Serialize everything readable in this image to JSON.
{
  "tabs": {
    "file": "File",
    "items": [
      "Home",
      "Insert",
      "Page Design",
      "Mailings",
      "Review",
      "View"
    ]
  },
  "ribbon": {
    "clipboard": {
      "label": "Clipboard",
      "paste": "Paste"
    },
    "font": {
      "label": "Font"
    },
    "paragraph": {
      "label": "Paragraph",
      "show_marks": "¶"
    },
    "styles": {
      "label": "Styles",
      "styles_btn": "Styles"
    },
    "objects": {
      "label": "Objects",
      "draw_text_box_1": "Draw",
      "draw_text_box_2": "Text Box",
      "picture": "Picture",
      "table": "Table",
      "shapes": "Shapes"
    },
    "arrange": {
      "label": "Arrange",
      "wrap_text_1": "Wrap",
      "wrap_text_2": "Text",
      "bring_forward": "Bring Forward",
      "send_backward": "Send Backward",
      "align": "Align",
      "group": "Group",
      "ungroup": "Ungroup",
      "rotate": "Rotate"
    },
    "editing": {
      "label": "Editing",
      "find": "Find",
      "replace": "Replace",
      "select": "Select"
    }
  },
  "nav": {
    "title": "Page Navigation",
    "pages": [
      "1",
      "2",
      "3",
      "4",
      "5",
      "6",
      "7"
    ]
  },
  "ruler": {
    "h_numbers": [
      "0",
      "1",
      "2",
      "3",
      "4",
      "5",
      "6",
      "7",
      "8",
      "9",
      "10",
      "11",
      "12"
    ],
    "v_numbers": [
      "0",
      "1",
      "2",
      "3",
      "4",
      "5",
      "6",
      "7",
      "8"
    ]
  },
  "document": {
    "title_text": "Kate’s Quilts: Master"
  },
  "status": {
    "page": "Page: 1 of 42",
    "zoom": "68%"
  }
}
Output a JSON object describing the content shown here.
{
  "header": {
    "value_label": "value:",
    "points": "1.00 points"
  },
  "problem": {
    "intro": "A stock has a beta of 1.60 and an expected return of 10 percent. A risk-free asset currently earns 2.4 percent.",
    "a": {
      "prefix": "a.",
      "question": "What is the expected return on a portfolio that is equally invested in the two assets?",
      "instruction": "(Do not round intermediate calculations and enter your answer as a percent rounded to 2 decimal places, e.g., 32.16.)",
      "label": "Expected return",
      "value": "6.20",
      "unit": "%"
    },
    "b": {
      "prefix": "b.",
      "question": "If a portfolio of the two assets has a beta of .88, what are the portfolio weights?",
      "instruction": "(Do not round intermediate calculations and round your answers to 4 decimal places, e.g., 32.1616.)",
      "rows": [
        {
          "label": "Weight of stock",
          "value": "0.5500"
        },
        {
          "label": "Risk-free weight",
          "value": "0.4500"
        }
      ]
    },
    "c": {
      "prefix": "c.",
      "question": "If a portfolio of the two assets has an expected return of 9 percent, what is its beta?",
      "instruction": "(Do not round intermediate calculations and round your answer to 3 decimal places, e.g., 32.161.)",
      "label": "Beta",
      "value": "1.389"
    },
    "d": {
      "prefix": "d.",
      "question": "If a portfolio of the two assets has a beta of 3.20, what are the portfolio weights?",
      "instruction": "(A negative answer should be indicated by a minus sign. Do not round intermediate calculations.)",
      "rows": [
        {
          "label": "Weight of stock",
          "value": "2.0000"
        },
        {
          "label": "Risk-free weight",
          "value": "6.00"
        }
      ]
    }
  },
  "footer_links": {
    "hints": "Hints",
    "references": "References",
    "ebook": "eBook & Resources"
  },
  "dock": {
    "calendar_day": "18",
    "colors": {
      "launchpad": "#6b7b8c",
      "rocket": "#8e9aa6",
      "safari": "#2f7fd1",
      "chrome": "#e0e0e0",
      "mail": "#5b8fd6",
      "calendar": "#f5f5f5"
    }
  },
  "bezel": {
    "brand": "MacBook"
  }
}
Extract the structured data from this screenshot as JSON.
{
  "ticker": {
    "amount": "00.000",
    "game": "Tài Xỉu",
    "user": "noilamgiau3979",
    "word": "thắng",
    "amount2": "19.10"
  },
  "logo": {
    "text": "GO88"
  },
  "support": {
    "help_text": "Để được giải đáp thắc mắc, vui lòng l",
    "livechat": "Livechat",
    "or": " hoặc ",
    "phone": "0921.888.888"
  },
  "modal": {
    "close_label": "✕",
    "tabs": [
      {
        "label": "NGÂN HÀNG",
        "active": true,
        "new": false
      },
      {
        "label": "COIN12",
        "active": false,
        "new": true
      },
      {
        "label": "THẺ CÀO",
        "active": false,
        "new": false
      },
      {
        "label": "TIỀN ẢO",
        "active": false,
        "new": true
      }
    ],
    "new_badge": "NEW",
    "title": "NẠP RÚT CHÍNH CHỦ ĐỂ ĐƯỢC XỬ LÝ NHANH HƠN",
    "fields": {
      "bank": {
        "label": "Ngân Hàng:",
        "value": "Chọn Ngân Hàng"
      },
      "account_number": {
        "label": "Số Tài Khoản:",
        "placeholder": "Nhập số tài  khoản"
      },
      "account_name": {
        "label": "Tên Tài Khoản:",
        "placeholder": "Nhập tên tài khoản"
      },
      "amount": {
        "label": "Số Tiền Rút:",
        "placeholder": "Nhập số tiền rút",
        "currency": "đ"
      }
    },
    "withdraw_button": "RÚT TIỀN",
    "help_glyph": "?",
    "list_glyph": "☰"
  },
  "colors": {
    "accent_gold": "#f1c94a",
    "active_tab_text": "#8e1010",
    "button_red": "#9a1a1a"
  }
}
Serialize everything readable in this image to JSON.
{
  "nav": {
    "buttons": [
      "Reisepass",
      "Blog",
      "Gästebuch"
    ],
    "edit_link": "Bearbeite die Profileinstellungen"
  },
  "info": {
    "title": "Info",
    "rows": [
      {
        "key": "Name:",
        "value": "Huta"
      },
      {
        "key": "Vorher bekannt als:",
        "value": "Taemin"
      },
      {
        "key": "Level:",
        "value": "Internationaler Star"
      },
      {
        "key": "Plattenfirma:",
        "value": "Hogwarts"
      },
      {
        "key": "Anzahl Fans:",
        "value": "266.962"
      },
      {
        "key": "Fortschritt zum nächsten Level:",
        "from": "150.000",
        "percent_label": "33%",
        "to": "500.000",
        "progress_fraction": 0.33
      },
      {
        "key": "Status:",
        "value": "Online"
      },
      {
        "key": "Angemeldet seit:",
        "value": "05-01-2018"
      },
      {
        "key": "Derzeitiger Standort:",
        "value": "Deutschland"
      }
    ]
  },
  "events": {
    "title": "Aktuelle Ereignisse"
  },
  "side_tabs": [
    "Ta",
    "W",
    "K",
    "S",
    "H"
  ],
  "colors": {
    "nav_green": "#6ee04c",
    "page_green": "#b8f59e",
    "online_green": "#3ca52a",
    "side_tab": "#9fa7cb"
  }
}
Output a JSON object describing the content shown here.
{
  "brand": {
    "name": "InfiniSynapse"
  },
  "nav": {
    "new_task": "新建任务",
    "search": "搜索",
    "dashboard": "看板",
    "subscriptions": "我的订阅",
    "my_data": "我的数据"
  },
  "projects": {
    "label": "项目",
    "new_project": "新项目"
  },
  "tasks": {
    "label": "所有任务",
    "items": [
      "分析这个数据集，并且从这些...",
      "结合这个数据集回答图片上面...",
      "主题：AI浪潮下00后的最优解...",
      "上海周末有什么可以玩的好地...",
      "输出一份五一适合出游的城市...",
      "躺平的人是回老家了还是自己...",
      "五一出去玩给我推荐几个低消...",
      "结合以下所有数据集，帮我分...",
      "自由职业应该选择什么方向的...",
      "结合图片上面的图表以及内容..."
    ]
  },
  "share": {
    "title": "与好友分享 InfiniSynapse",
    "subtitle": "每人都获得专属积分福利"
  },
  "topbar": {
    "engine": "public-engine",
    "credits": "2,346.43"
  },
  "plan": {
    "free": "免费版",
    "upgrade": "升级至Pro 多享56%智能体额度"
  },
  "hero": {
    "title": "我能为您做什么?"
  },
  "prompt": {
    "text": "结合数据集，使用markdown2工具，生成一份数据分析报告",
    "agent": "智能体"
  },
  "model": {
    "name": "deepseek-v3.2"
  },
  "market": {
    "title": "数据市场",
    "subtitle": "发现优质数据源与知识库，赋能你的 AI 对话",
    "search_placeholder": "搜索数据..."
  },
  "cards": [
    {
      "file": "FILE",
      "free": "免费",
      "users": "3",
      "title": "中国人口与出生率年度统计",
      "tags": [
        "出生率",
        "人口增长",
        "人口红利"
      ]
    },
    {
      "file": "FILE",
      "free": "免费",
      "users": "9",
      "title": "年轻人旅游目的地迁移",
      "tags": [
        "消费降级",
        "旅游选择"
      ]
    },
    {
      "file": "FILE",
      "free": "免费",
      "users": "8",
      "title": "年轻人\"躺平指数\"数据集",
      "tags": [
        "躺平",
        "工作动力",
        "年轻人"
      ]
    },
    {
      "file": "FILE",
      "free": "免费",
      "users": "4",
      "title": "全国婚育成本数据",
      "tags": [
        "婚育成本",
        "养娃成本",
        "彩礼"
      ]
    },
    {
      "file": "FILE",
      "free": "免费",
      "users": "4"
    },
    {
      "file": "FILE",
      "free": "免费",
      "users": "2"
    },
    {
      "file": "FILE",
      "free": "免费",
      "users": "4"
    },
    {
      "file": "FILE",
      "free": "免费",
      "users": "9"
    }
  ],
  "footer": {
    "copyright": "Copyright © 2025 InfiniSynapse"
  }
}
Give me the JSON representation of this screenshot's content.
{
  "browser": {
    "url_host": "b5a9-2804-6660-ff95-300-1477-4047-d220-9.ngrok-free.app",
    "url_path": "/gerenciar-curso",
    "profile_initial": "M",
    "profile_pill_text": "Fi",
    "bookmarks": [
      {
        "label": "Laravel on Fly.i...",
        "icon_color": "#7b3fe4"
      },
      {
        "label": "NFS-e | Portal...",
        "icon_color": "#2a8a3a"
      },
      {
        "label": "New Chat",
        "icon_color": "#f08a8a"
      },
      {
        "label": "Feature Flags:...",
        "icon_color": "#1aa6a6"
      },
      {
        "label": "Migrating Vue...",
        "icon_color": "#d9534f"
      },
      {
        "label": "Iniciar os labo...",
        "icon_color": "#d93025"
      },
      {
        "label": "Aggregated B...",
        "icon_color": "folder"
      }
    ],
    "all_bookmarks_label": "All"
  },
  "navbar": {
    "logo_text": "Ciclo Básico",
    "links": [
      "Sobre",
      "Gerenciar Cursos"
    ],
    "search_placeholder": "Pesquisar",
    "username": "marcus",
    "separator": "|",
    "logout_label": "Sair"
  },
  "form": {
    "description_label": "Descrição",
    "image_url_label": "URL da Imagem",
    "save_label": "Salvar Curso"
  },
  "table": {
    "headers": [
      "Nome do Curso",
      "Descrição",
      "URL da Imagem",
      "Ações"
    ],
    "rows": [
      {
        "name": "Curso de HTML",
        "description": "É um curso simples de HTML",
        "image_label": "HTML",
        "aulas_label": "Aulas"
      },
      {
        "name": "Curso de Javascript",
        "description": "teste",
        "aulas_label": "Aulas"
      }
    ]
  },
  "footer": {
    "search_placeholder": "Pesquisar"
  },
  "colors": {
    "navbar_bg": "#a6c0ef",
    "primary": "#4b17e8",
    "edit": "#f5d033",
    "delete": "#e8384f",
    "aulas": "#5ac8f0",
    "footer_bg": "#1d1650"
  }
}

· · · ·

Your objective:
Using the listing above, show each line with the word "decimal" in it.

Response area:
      "instruction": "(Do not round intermediate calculations and enter your answer as a percent rounded to 2 decimal places, e.g., 32.16.)",
      "instruction": "(Do not round intermediate calculations and round your answers to 4 decimal places, e.g., 32.1616.)",
      "instruction": "(Do not round intermediate calculations and round your answer to 3 decimal places, e.g., 32.161.)",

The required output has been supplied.